Ecocriticism describes and confronts the socially uneven encounters and entanglements of earthly living. As a political mode of literary and cultural analysis, it aims to understand and intervene in the destruction and diminishment of living worlds. A core premise is that environmental crises have social, cultural, affective, imaginative, and material dimensions. Although ranging in its critical engagements across historical periods, cultural texts, and cultural formations, ecocriticism focuses on the aesthetic modes, social meanings, contexts, genealogies, and counterpoints of cultural practices that contribute to ecological ruination and resilience. These include myths about frontiers, progress, and human mastery over animality and nature; capitalist modes of valuing, devaluing, and radically transforming lifeworlds; and biopolitical and racialized inequalities in health, risk, development, and disposability.
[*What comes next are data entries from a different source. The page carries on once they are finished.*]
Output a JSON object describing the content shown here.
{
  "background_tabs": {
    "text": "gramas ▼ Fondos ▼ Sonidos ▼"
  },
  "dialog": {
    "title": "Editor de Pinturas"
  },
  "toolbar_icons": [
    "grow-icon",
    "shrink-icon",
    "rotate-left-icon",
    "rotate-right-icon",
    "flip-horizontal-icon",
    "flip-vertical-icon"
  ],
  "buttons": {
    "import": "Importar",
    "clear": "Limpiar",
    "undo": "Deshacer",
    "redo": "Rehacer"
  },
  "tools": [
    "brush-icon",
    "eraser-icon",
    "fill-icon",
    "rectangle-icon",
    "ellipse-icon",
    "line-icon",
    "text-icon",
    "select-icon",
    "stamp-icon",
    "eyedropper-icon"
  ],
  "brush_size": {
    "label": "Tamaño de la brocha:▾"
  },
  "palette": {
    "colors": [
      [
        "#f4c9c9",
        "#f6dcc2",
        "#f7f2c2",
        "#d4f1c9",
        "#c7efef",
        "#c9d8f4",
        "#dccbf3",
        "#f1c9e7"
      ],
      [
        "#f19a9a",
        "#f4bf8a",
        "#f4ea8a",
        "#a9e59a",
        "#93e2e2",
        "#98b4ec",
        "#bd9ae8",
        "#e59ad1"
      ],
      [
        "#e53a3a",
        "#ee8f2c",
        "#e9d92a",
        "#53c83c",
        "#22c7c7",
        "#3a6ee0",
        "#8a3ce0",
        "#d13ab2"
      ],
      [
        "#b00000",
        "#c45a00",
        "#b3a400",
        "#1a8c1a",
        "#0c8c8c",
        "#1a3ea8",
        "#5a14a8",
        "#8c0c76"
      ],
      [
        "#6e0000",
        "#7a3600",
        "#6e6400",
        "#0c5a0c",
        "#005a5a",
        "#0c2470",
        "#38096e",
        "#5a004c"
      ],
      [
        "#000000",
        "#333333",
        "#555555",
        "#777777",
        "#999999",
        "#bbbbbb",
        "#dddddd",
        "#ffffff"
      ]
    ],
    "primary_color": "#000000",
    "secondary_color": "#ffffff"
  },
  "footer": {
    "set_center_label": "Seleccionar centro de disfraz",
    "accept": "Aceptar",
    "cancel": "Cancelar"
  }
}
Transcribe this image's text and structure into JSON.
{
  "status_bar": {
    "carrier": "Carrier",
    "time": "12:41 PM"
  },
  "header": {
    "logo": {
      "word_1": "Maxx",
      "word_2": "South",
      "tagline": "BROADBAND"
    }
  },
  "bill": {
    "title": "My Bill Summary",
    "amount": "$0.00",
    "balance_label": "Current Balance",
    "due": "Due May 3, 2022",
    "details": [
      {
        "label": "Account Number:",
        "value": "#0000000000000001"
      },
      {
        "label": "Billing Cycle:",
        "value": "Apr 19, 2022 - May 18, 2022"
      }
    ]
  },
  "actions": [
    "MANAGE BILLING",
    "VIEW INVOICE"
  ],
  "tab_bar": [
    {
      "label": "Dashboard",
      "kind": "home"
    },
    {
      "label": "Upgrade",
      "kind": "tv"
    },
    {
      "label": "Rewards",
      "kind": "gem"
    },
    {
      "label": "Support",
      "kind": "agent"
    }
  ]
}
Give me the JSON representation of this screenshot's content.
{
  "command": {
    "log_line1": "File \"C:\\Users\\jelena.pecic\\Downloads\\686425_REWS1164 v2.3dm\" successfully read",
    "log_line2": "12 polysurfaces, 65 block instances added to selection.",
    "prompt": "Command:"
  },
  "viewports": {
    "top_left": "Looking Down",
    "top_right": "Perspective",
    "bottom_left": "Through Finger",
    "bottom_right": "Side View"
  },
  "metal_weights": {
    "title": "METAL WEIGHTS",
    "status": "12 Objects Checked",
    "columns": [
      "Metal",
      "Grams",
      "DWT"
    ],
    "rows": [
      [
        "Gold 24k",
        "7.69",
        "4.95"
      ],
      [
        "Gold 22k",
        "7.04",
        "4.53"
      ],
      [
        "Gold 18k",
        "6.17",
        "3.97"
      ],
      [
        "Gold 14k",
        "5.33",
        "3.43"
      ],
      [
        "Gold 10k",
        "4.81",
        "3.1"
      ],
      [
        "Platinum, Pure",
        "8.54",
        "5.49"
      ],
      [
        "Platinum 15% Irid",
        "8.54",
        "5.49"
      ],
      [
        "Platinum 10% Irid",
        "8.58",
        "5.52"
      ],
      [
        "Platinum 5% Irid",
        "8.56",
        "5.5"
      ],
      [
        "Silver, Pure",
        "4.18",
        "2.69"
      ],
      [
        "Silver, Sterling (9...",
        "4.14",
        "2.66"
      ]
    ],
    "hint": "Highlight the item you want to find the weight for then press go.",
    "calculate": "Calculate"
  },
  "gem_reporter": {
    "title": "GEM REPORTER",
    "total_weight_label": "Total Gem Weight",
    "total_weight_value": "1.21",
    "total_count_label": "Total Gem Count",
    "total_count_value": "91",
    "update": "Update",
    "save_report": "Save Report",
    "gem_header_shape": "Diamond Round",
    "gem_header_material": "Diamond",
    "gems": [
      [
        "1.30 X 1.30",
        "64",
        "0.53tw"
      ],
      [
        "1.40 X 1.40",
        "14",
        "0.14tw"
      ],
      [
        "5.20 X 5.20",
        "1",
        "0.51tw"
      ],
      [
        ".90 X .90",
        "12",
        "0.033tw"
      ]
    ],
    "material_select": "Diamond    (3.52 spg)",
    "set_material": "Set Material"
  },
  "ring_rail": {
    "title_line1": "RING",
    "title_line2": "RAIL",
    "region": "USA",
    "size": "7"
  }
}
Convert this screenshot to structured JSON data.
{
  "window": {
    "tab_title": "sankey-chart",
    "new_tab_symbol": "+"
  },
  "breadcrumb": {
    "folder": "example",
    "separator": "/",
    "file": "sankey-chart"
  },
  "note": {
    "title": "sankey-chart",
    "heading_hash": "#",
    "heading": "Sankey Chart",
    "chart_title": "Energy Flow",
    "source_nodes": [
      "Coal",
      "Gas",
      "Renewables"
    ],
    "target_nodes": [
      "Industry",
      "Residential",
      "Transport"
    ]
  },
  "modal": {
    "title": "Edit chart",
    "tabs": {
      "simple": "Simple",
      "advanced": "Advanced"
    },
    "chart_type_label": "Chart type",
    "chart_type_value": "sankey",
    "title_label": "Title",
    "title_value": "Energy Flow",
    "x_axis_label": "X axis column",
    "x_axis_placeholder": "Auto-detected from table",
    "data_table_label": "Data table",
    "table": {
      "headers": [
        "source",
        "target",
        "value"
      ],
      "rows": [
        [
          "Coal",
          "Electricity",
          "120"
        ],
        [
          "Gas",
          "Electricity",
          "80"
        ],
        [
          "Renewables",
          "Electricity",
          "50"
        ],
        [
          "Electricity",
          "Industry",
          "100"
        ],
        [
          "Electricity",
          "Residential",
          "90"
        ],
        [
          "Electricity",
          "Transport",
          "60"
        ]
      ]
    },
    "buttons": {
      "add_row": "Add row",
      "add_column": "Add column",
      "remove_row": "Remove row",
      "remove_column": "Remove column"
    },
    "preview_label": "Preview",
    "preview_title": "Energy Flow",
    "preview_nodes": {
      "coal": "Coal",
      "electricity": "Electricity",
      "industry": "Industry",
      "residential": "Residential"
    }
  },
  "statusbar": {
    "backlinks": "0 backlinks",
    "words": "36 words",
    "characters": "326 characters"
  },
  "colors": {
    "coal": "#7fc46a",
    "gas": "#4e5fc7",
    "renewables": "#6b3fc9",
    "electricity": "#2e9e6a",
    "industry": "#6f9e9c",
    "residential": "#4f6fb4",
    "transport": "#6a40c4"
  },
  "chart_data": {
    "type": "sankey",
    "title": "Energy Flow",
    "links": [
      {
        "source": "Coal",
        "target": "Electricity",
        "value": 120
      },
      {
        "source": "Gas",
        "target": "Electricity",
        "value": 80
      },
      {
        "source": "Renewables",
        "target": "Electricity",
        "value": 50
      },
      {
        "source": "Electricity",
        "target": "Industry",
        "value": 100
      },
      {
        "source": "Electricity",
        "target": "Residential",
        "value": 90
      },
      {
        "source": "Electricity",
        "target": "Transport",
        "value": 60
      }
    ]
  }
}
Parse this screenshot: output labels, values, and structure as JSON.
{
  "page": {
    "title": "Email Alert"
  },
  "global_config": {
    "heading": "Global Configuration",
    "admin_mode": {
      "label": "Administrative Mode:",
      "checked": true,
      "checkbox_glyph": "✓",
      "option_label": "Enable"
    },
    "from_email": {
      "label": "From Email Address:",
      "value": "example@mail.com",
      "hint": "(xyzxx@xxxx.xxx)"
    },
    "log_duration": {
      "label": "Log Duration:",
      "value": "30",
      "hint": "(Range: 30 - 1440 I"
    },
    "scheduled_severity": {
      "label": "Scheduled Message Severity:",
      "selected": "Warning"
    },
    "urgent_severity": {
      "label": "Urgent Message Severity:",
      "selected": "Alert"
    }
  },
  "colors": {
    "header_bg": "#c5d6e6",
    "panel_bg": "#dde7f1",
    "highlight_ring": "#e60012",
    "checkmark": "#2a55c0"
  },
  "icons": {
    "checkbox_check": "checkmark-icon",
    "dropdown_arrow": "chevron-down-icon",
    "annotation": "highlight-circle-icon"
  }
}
Ecocriticism also involves broad theoretical engagement with discursive formations and semiotic significations, including the interrogation of crisis frameworks and apocalyptic representations, considering their histories, scales, and temporalities, while also asking how any particular socioecological arrangement comes to count as a matter of concern, for whom, and in which contexts. The concept of nature is a long-standing theoretical topic in ecocriticism. While nature may seem, rather straightforwardly, to be the domain environmentalism seeks to protect, it is a concept on which hinge crucial and contested claims about ontology (the nature of something, such as assertions about human nature as an inherent, often determining set of shared qualities) and epistemology (how we know what is real, such as the scientific practices through which credible assertions can be made that the planetary climate is changing), claims whose modern authority has rested on positioning nature as a domain outside culture. While structuralist and poststructuralist theorists have destabilized the binary opposition of nature to culture, the political and epistemological imperative to engage with nature as simultaneously material and semiotic has spawned an array of theoretical developments, from Donna Haraway’s cyborg figure and other “natureculture” assemblages to new materialisms. Meanwhile, nature circulates as a commodity form and spectacle animating digital, film, and television screens as well as many other consumer products and experiences. Cultural studies approaches to ecocriticism raise questions about the relationships of visual, narrative, and sound representations to economic power, media technologies, and the material and social ecologies through which they are produced and which they form and transform.